Neighbourhood Festival returned to the streets of Manchester on the 6th October, displaying some of the industry’s most successful and talented artists. For just £30, fans could travel to Manchester’s most loved venues and see what this eclectic festival had to offer. After quite literally running from venue to venue, I settled on the two performances that affirmed the notion that Manchester really is the musical hotspot of the north.
Let me introduce you to the first of these two performances, the compelling and peculiar The Howl & The Hum.
The Howl & The Hum present to you an alternate, dystopian universe which – despite brimming with fantastical animals, personified weather, and hellbent murderers – is saturated in a certain kind of charm, albeit of the twisted variety. The Howl & The Hum drag you down a rabbit hole of pompous characters and cruel protagonists, all with an immersive backdrop of echoing riffs and harrowing drum beats that leave you reeling with perspiration by the end. Frontman Sam Griffiths is an eccentric fusion of all that he preaches, granting him the perfect commanding presence as he leads his guitar-based disco through their fables.
‘Murder’ is a consistent crowd-pleaser as it begins with a charging tempo that gradually builds behind Griffiths’ eerily-placed notes. Reminiscing of waiting at bus stops in pyjamas and purchasing Tesco Value lager always results in murder, am I right? Well, Sam is certainly convincing as the song entails a story of heartbreak, frustration, and regret that sends a shiver down your spine.

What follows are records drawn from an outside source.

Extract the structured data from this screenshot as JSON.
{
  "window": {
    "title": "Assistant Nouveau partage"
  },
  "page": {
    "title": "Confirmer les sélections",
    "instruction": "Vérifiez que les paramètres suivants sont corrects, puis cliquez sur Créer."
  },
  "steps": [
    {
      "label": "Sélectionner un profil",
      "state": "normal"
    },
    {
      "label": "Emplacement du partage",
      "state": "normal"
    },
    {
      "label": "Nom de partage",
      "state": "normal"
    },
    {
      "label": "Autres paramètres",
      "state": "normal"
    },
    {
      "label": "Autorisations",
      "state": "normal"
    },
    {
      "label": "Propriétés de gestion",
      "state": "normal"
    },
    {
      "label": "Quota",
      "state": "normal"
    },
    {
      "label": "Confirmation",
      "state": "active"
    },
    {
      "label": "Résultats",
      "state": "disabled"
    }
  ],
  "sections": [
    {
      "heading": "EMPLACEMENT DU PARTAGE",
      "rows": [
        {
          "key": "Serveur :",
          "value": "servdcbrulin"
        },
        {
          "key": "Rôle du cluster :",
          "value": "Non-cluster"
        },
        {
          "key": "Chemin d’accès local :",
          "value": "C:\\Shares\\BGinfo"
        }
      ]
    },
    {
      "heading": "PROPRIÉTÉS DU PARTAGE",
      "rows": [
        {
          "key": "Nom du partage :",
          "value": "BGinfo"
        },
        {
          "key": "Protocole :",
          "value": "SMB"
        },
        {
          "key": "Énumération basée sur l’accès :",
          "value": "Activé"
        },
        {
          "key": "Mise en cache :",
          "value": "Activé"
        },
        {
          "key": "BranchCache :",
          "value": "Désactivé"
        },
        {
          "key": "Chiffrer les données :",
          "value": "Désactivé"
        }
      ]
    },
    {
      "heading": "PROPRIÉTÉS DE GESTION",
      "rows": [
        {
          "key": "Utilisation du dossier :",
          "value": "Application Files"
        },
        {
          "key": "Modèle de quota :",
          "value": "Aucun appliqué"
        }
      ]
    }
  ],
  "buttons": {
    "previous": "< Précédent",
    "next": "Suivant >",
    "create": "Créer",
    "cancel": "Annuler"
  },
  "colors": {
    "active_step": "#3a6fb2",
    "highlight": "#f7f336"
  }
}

The band have indulged in a year of remarkable success: triggered by relentless hard work and support from Tom Robinson’s BBC6 radio show, along with the wider BBC platform, they are certainly doing well for themselves.
TH & TH won’t always be that impressive group of lads that you can catch down at your local. It has already begun. Make sure you’re part of it. The new year will be a very exciting time for this astounding York-born quartet.
Oh, and boys, you really need to release ‘Sweet Fading Silver’.
Now, onto Temples. Sorcery, mythology, and nostalgia enclosed around this stylish four-piece as they took to the stage of the O2 Ritz as one of the festival’s headliners.
With medieval and middle-eastern influence fusing with psychedelic synth beats and pounding riffs, Temples present themselves as a godly figuration. Presenting similar themes and artwork to the likes of Rainbow and Dio, Temples are a refreshing twist of a more niche style of rock.
Make no mistake though, despite their lack of mainstream appeal, Temples have a very loyal cult. ‘Move with the Season’, ‘Keep in the Dark’ and, of course, ‘Shelter Song’ helped to frame the perfect, distinctively kaleidoscopic soundscape that the strange quartet so effortlessly build up to.
Such an explosive array of experimentation and cohesive musical creation made for a show that captures all five of your senses. In the middle of the O2 Ritz, I found myself plunged into a weird, psychoactive reality that left me with an overwhelming realisation – after 20 long months, Temples are finally back playing Manchester.
An intensely magical experience that left the audience enraptured in a trance.